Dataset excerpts
--------------------------------

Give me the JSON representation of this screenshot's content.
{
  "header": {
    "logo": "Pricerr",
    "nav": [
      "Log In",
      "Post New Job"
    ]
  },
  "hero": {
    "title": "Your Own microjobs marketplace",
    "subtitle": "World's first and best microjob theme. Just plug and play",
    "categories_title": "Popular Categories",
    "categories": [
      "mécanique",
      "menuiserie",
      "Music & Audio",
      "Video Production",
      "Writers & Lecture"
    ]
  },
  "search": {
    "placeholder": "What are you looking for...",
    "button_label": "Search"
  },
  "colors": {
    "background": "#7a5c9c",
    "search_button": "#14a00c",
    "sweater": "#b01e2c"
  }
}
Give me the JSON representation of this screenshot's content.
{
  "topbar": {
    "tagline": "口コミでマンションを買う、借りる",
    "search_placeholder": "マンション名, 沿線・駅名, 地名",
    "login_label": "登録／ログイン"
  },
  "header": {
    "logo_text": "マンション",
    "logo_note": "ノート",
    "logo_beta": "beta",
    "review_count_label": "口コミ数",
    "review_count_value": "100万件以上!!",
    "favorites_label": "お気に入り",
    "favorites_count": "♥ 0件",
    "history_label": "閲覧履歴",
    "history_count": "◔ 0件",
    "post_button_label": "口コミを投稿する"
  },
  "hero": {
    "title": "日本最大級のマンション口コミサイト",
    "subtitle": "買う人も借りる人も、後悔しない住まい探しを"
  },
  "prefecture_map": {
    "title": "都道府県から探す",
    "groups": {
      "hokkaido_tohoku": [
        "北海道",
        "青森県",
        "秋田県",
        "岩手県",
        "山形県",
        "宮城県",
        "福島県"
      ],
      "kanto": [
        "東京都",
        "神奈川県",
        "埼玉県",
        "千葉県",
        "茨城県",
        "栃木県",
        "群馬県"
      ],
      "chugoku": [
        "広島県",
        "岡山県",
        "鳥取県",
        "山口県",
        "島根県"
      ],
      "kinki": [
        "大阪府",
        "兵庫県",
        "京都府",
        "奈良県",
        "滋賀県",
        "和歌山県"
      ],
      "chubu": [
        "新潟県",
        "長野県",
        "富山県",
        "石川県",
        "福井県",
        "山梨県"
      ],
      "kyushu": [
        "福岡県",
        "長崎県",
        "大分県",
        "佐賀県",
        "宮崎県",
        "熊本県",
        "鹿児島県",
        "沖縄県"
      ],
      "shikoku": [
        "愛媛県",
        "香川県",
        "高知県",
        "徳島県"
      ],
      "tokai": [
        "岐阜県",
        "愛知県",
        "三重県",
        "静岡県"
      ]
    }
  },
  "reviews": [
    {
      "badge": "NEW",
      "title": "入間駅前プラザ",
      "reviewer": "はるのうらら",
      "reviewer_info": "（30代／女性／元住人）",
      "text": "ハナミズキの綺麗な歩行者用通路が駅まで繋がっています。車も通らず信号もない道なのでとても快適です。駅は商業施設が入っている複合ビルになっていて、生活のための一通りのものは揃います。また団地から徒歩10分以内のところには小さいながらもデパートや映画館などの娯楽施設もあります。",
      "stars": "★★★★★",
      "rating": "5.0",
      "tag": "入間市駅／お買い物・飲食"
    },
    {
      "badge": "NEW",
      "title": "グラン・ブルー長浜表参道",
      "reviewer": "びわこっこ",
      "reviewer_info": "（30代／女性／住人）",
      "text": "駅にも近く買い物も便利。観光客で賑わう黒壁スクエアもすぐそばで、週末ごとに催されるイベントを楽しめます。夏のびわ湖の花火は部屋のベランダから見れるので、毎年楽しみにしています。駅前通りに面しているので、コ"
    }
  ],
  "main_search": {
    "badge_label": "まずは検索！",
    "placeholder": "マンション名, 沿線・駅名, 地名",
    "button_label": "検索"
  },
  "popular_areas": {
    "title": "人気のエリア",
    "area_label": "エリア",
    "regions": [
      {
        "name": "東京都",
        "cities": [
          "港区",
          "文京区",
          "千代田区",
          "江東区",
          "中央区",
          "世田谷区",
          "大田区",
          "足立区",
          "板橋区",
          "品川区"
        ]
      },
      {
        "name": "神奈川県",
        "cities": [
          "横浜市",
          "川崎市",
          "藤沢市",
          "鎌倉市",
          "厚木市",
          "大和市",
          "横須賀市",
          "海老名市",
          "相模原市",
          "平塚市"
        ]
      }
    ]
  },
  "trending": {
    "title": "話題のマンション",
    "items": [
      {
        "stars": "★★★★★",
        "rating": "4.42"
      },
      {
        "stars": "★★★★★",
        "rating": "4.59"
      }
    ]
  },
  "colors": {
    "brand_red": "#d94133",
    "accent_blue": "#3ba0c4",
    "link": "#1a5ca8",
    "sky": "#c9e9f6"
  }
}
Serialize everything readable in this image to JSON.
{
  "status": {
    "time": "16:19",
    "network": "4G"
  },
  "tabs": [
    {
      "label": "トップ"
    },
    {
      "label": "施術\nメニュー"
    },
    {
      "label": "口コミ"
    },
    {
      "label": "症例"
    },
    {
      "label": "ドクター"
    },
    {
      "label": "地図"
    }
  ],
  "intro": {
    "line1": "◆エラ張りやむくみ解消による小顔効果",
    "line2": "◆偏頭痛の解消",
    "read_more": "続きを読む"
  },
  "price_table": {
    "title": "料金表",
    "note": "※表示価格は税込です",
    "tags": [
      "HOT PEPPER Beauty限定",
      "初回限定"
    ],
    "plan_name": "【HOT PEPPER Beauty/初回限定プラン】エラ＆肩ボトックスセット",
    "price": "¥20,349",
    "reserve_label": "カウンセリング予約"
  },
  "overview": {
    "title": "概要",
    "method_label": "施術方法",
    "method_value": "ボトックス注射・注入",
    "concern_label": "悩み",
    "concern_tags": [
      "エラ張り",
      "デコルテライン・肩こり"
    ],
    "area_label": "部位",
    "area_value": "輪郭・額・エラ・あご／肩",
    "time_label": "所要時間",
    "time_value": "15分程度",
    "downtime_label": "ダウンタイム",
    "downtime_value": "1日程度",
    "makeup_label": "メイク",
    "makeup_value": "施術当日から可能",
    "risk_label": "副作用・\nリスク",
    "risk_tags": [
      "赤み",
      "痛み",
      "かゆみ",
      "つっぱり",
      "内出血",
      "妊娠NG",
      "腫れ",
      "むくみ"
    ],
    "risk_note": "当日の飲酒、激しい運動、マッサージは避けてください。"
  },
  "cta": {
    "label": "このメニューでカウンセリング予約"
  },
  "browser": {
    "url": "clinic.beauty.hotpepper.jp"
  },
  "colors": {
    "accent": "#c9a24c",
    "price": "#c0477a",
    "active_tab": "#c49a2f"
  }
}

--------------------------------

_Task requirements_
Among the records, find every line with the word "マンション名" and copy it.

_Your solution_
    "search_placeholder": "マンション名, 沿線・駅名, 地名",
    "placeholder": "マンション名, 沿線・駅名, 地名",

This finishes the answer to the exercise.